  1. DemolishPairs.png [512×512] – This is the largest (current) icon size for iOS applications; generally, the artwork should begin at this size (or larger) and be scaled down to the other sizes.
  2. DemolishPairs_ipad.png [72×72] – This is the application icon for the iPad, as shown on the home screen.
  3. DemolishPairs_ipad_small.png [50×50] – This is the application icon for iPad, displayed in search results.
  4. DemolishPairs_iphone.png [57×57] – This is the application icon for the older (non-Retina) iPhone and iPod touch.
  5. DemolishPairs_iphone_small.png [29×29] – This is the search results icon for the older iPhone and iPod touch.
  6. DemolishPairs_retina.png [114×114] – This is the application icon for the newer (Retina) iPhone and iPod touch.
  7. DemolishPairs_retina_small.png [58×58] – This is the search results icon for iPhone/iPod touch with Retina displays.
  8. iTunesArtwork [512×512] – This is (in our case) a copy of ‘DemolishPairs.png‘ with a very specific filename (note: no file extension, not even ‘.png’) for ad-hoc distribution and/or submission to the App Store.

Note that most games will not have Settings packages, but those that do can use the 29×29 icon [5] for all older displays, including iPad, and the 58×58 icon [7] for all Retina displays.  (Document icons have different requirements but are generally unnecessary for games, so they are not covered here.)

Project Configuration for Icons

Once you have the icon artwork, it is necessary to include all of the icon files in the Xcode project, so they will be copied to the compiled bundle, and then modify the project’s ‘Info.plist‘ file (by whichever name) to indicate the icon image filenames.  There are two possible entries that indicate icons, and since we are specifying multiple image files (and by Apple recommendation), we will add an ‘Icon files‘ (CFBundleIconFiles) array with six entries:

  • DemolishPairs_ipad.png
  • DemolishPairs_ipad_small.png
  • DemolishPairs_iphone.png
  • DemolishPairs_iphone_small.png
  • DemolishPairs_retina.png
  • DemolishPairs_retina_small.png

Caveat:  ‘DemolishPairs_ipad_small.png‘ must appear before ‘DemolishPairs_iphone.png‘ in the list; otherwise, iOS 3.2 (iPad) will incorrectly select the 57×57 icon instead of the 50×50 icon when displaying search results.

Although the CFBundleIconFiles array takes precedence, there is still a minor reason to add the (singular) ‘Icon file‘ (CFBundleIconFile) string, with “DemolishPairs.png” as the value.  Xcode 4 uses this image file as the default icon for the target application in the project; if it is missing or empty, the last entry in the array is used.  This (currently) has no practical impact on the application itself, but supplying a reference (512×512) icon within the bundle is not a bad thing.

Of course, if one is building an application for only iPad devices, the number of icons necessary is reduced, but I would still recommend getting a complete set of the above icon sizes from your artist anyway (just in case).  On the other hand, if one is building an application for only iPhone devices, shame on you; there is no excuse for not supporting the iPad nowadays.

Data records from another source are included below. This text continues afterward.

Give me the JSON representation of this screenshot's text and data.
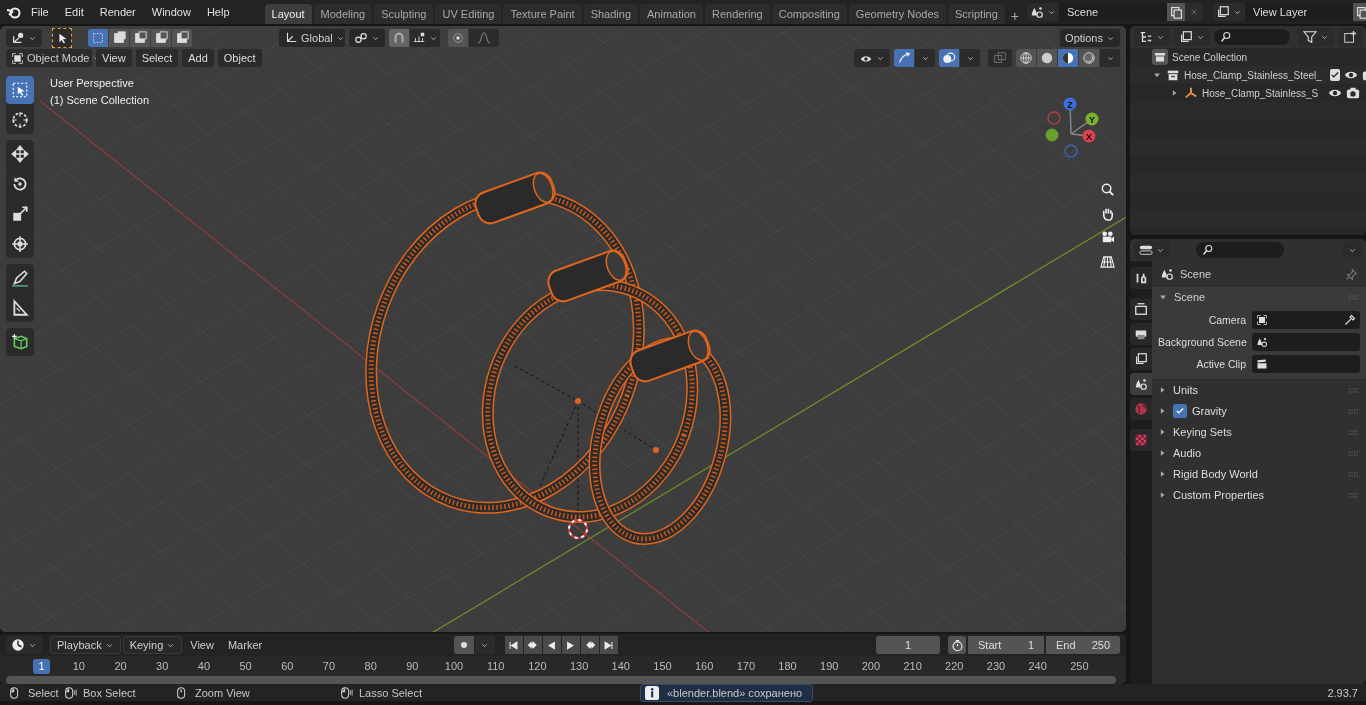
{
  "top_bar": {
    "menu": [
      "File",
      "Edit",
      "Render",
      "Window",
      "Help"
    ],
    "workspaces": [
      {
        "label": "Layout",
        "selected": true
      },
      {
        "label": "Modeling",
        "selected": false
      },
      {
        "label": "Sculpting",
        "selected": false
      },
      {
        "label": "UV Editing",
        "selected": false
      },
      {
        "label": "Texture Paint",
        "selected": false
      },
      {
        "label": "Shading",
        "selected": false
      },
      {
        "label": "Animation",
        "selected": false
      },
      {
        "label": "Rendering",
        "selected": false
      },
      {
        "label": "Compositing",
        "selected": false
      },
      {
        "label": "Geometry Nodes",
        "selected": false
      },
      {
        "label": "Scripting",
        "selected": false
      }
    ],
    "add_tab": "+",
    "scene": "Scene",
    "view_layer": "View Layer"
  },
  "viewport": {
    "select_modes": [
      {
        "selected": true
      },
      {
        "selected": false
      },
      {
        "selected": false
      },
      {
        "selected": false
      },
      {
        "selected": false
      }
    ],
    "orientation": "Global",
    "options": "Options",
    "mode": "Object Mode",
    "menus": [
      "View",
      "Select",
      "Add",
      "Object"
    ],
    "shading": [
      {
        "selected": false
      },
      {
        "selected": false
      },
      {
        "selected": true
      },
      {
        "selected": false
      }
    ],
    "info": [
      "User Perspective",
      "(1) Scene Collection"
    ],
    "gizmo": {
      "x": "X",
      "y": "Y",
      "z": "Z"
    },
    "tools": [
      {
        "kind": "select",
        "selected": true
      },
      {
        "kind": "cursor",
        "selected": false
      },
      {
        "kind": "move",
        "selected": false
      },
      {
        "kind": "rotate",
        "selected": false
      },
      {
        "kind": "scale",
        "selected": false
      },
      {
        "kind": "transform",
        "selected": false
      },
      {
        "kind": "annotate",
        "selected": false
      },
      {
        "kind": "measure",
        "selected": false
      },
      {
        "kind": "add_cube",
        "selected": false
      }
    ]
  },
  "outliner": {
    "root": "Scene Collection",
    "items": [
      {
        "label": "Hose_Clamp_Stainless_Steel_",
        "kind": "collection",
        "expanded": true,
        "checked": true,
        "children": [
          {
            "label": "Hose_Clamp_Stainless_S",
            "kind": "object",
            "expanded": false
          }
        ]
      }
    ]
  },
  "properties": {
    "tabs": [
      {
        "kind": "tool",
        "selected": false
      },
      {
        "kind": "render",
        "selected": false
      },
      {
        "kind": "output",
        "selected": false
      },
      {
        "kind": "view_layer",
        "selected": false
      },
      {
        "kind": "scene",
        "selected": true
      },
      {
        "kind": "world",
        "selected": false
      },
      {
        "kind": "texture",
        "selected": false
      }
    ],
    "context": "Scene",
    "panel": {
      "title": "Scene",
      "expanded": true,
      "fields": [
        {
          "label": "Camera",
          "kind": "camera"
        },
        {
          "label": "Background Scene",
          "kind": "scene"
        },
        {
          "label": "Active Clip",
          "kind": "clip"
        }
      ]
    },
    "sections": [
      {
        "title": "Units",
        "kind": "plain",
        "expanded": false
      },
      {
        "title": "Gravity",
        "kind": "checkbox",
        "checked": true,
        "expanded": false
      },
      {
        "title": "Keying Sets",
        "kind": "plain",
        "expanded": false
      },
      {
        "title": "Audio",
        "kind": "plain",
        "expanded": false
      },
      {
        "title": "Rigid Body World",
        "kind": "plain",
        "expanded": false
      },
      {
        "title": "Custom Properties",
        "kind": "plain",
        "expanded": false
      }
    ]
  },
  "timeline": {
    "menus": [
      {
        "label": "Playback",
        "kind": "dropdown"
      },
      {
        "label": "Keying",
        "kind": "dropdown"
      },
      {
        "label": "View",
        "kind": "plain"
      },
      {
        "label": "Marker",
        "kind": "plain"
      }
    ],
    "current_frame": "1",
    "start_label": "Start",
    "start": "1",
    "end_label": "End",
    "end": "250",
    "playhead": "1",
    "ruler": [
      "10",
      "20",
      "30",
      "40",
      "50",
      "60",
      "70",
      "80",
      "90",
      "100",
      "110",
      "120",
      "130",
      "140",
      "150",
      "160",
      "170",
      "180",
      "190",
      "200",
      "210",
      "220",
      "230",
      "240",
      "250"
    ]
  },
  "status_bar": {
    "hints": [
      {
        "label": "Select",
        "kind": "click"
      },
      {
        "label": "Box Select",
        "kind": "drag"
      },
      {
        "label": "Zoom View",
        "kind": "middle"
      },
      {
        "label": "Lasso Select",
        "kind": "drag"
      }
    ],
    "message": "«blender.blend» сохранено",
    "version": "2.93.7"
  }
}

Technical notes:  The above information has been thoroughly tested using Xcode 4.0, specially created test icons, and both the iOS Simulator and a variety of physical devices.  The icon images were designed to be distinguishable from each other, with single pixel borders for detecting stretching and clipping.  Results were confirmed for iOS 4 on the simulator for all three types of devices: “iPad”, “iPhone”, and “iPhone (Retina)”, as well as on an original iPad (iOS 3.2), a second generation iPod touch (iOS 4.2.1), an iPhone 4 (iOS 4.2.6), and an iPad 2 (iOS 4.3.5).  [Editor’s note: We have no plans to upgrade any device to iOS 5.x in the immediate future.]

In our next installment, Ten Little Images (or so), Part 2, I discuss the requirements and caveats of launch images in universal iOS applications.